My friend on the executive board said you give great bonuses!
You can find out a lot about the culture of a company before the interview. If you feel the culture aligns well with your own preferences and abilities, make it clear in the interview. A too-general answer that could apply to any company. Most of my interview coaching clients make this mistake.
An unenthusiastic answer that makes the interviewer wonder if you really want the job. You want to convince the interviewer that you are excited about the idea of working for his company.
Also, a good friend of the family has been working in corporate finance at JP Morgan for the last two years and he told me that the culture supports learning and development on the job — and really rewards hard work.
In this case, the candidate is interviewing for a very well-known firm. She also singles out the bit from the article about innovation and articulates that this is a shared value. A little flattery can be effective — just be careful not to cross the line into pathetic kissing up.
You must also be prepared to speak about the position. What is appealing about this job? Why did you respond to this job description?
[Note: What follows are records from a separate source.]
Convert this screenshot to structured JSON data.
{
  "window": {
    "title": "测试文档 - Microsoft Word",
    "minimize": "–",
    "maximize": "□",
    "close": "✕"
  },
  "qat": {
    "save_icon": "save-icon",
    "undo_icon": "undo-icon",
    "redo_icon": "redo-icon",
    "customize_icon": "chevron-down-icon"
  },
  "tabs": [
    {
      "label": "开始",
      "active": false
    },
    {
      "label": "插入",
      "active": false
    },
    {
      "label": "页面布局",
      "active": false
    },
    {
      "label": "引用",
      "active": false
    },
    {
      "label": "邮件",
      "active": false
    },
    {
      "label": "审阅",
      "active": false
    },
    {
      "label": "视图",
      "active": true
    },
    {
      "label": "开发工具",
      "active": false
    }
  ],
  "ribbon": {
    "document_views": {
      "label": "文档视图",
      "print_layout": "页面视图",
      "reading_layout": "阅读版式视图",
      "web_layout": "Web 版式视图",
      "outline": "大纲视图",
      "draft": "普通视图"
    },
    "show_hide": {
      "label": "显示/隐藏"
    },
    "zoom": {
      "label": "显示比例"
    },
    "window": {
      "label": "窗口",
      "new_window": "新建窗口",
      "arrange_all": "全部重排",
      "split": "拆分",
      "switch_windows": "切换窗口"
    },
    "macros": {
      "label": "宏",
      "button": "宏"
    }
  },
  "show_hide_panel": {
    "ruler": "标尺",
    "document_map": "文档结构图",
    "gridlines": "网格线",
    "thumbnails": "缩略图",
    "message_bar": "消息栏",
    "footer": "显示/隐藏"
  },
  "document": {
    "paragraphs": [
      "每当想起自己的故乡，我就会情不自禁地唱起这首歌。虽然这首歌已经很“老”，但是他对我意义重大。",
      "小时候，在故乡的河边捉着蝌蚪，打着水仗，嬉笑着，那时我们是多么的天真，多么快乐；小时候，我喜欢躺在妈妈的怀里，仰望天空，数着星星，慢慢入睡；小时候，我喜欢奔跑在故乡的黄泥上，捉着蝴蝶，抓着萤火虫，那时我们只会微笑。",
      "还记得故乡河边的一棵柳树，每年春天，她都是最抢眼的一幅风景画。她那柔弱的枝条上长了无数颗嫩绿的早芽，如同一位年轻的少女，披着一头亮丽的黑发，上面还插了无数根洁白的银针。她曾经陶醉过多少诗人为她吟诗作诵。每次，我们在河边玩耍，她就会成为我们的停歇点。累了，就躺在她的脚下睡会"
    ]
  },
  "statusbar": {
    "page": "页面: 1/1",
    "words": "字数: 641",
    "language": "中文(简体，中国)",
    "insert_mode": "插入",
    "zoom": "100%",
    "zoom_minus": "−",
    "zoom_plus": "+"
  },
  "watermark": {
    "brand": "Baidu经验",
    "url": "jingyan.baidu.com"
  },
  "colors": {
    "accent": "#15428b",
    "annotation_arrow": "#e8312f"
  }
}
You must be able to discuss what excites you about the work. After all, every manager wants to hire someone who will love the work required and be committed to doing a great job.
Companies like to hire people who will be good at the job — and enjoy what they do. Clearly communicate both your interest and ability. A too-general answer that could apply to any position. I often compare job interviewing to dating hopefully, dating is at least a little bit more fun for you.
You have to woo the company and talk about why the position was made for you. You want to give some detail about why you would enjoy the work and how the job fits into your goals.
This is particularly important if the job represents even a slight career shift or a step up to more responsibility. Also, the role excites me because I love the idea of helping to develop cutting-edge software products and I know I could start delivering results from Day 1. This answer manages to sell the candidate while addressing what she likes about the job.
She leads with the fact that her experience makes her a great fit for the job requirements.
She continues by stating that the role excites her. And finally, our candidate wraps by promising that she can deliver results immediately."Why are you interested in this job?" With the right answer, seal the deal and show the hiring manager that you're the perfect candidate for this position. I am interested in this job because my competencies match exactly to the job description, including sales and marketing.
As I mentioned earlier, in my previous role in a flat industry, I was capable of creating an annual growth rate of 22%. Like the dreaded “Tell me about yourself,” the question, “Why are you interested in this position?” is sure to come up in an interview.
And, even if it doesn’t, if you want the job you should get this sentiment across regardless. Needless to say that like every other question asked during an interview, a person can get the perfect answer by asking himself (herself) the question ‘why am I interested in this position?’ Once the person has the true answer to the question, he is better equipped to answer the question.
I am a team player and also work great individually.
I work hard at everything I do and know how to follow the rules. Why are you interested in this position? You need to let this company know why they want YOU for the position. When they ask why you are interested in them, you need to phrase it in such a way that actually makes them.
While the interviewer wants to know why you are attracted to the job, he’ll be even more interested in hearing about why your experience has prepared you to excel in the position.
Bottom line: Companies like to hire people who will be good at the job – and enjoy what they do. Clearly communicate both your interest and ability.